A lot of work at home mums put together their own websites using WordPress, and this is great. Most of the A-lister bloggers I know also use WordPress – you’re in great company! However, there’s so many possible options that you can include on your site. How do you know what to include and what to leave out?
One of the things we’ve been doing recently over on Virtual Coach Forums is website critiquing for people just getting their sites up and running.
I’ve put together some of the basics that need to be considered when planning and setting up your site.
1. Is your website Business or Personal? If it’s a business site, then that needs to be obvious. Your business, what you do or sell, needs to be front and centre on the home page. It is more important that people landing on your page know what your business does than that they read your latest blog post. A good compromise is to have an excerpt of your latest post on the front page if you really want it there.

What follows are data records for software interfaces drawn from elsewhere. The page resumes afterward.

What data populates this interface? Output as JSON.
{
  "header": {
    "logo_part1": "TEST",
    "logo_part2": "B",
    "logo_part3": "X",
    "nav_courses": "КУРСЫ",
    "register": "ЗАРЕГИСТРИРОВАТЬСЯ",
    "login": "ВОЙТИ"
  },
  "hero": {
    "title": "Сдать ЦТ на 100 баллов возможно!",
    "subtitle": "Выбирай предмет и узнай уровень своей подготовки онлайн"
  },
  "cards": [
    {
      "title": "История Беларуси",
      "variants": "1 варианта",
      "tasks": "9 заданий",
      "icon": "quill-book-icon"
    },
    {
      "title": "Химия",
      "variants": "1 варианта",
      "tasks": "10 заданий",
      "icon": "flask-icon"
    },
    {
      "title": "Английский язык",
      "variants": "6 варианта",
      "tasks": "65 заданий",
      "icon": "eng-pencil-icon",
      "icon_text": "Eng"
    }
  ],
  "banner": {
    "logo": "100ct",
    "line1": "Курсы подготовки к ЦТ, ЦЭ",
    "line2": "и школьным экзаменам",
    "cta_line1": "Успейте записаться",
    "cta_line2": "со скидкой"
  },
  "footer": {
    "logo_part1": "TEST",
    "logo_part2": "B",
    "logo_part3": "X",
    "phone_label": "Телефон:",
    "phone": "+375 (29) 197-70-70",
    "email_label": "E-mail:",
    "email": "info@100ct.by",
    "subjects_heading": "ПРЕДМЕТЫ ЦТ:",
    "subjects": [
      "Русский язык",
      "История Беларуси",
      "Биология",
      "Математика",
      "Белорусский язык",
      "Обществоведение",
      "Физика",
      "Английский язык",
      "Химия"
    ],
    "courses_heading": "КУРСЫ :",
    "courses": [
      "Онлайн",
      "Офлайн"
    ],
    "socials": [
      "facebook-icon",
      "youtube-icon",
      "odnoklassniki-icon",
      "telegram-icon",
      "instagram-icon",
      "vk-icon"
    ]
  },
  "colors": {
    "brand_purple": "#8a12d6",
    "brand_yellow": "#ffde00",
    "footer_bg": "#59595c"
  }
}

Include a fantastic tagline in your header, or somewhere very prominent, so a first time visitor can see it, read it easily and know what your site is about.
If your site is a Personal website, then this is not an important consideration.
2. Have your own Domain name. I can’t say this often enough. A .com domain name will cost you around US$8.00 per year to register. It gives your business credibility, increases your search engine ranking, brands you. Using free sites such as blogspot or wordpress.com actually costs you money. The site and hosting may be free, however you are paying for it as you lose customers. It looks amateurish and unprofessional, don’t do it. This is a post I wrote several months back on the advantages of having your own domain name.
Same goes for hotmail and yahoo free email addresses, don’t use them. Gmail is good, but that’s the only one. If you’ve got a freebie site and freebie email address you’re going to look like a fly-by-night business who may not be around for the long haul.
3. Recent posts. Have only five to seven (preferably only five) posts showing in your recent posts. Any more and a visitor is given too much choice and it takes up too much space. The top of your sidebar is prime real estate, use it well.
On a related note, limit the number of posts to only having two to three posts showing on one page. It saves time when loading up and makes reading easier if the visitor doesn’t have to scroll through twenty screens to read your posts.
4. Get rid of the clutter in your sidebar. In the same vein, get rid of any clutter in the sidebar. Your site needs to be easy to read, not have the visitors eyes pulled every which way and distracted. Blogrolls, Tag Clouds, Calendars, twitter updates, if they’re not adding particular and measureable value to your site then get rid of them. They provide a distraction to someone browsing your site.
If you have two sidebars (three column theme) be very careful what you put in your left hand sidebar. Search engines read from left to right and give more importance to those things it reads first. So if your left hand sidebar has your twitter updates, the search engine may rank them as being more important than that beautifully written, keyword rich blog post you have there.
For myself, I prefer sites with only a right hand sidebar. I find them easier to read and find things. When a person looks at a page or a website, their eyes move in a Z fashion. There’s a saying that a confused mind will always say no. By keeping your sidebar clean and simple visitors are more likely to stay and keep reading and looking around.
5. Navigation. K.I.S.S. Keep It Simple Silly. Have your navigation organised so the more important pages are listed on the left and least important on the right. The exception to this is your Contact page (yes, you MUST have a contact page.) which is generally on the far right. Label your pages with easy to understand names, easy for first time visitors to understand that is.
6. SEO. SEO is an ever changing beastie, the bane of all business people and pretty much anyone who is not an SEO expert. Here’s a series of blog posts on SEOwritten by a friend of mine, Marc Pieniazek who is an SEO copywriter. If you want to do your own SEO and want a brilliant step by step guide to SEO at an affordable price (US$39.00) and that has been written for small business owners, then buy Naomi Dunford’s ebook Ninja SEO School. It’s a great ebook. I’ve got it, use it, and highly recommend it.
7. RSS. There’s a couple of things I’d like to say about RSS. First up, please, please, please, offer an email option for people to sign up for. A lot of people don’t like using web-based Readers and prefer an email option.
Use Feedburner to disseminate your RSS. It’s very efficient, it’s free, you can optimise it with your branding and it’s easy. I’ve written about RSS before, about using RSS to keep readers updated and also about branding your Feedburner RSS emails
Send your feeds as a full post, not an excerpt. People are basically lazy and normally won’t click through to read a full post. Make it easy for your readers, don’t make them work for the information. If you’ve gone to the effort of writing a post, full of useful information for your readers, make sure it gets to them. Don’t waste your efforts by depending on readers to click through to read it.
8. Remember that not everyone has adsl or high-speed internet. There are actually people in the world who are still on dial-up. I know…, it sounds unbelievable. But trust me, there really are people who are still on dial-up. Don’t load your pages up with huge graphics, keep your posts down to a reasonable number. If you have a lot of graphics use thumbnail images for faster loading.
Forget about using Flash on your site. It uses up a lot of bandwidth to download and search engines don’t consider it. Same with video and audio. I’m not saying don’t have them on your site, just don’t have them auto-playing when a person lands on the page. Give the person a choice to listen/watch.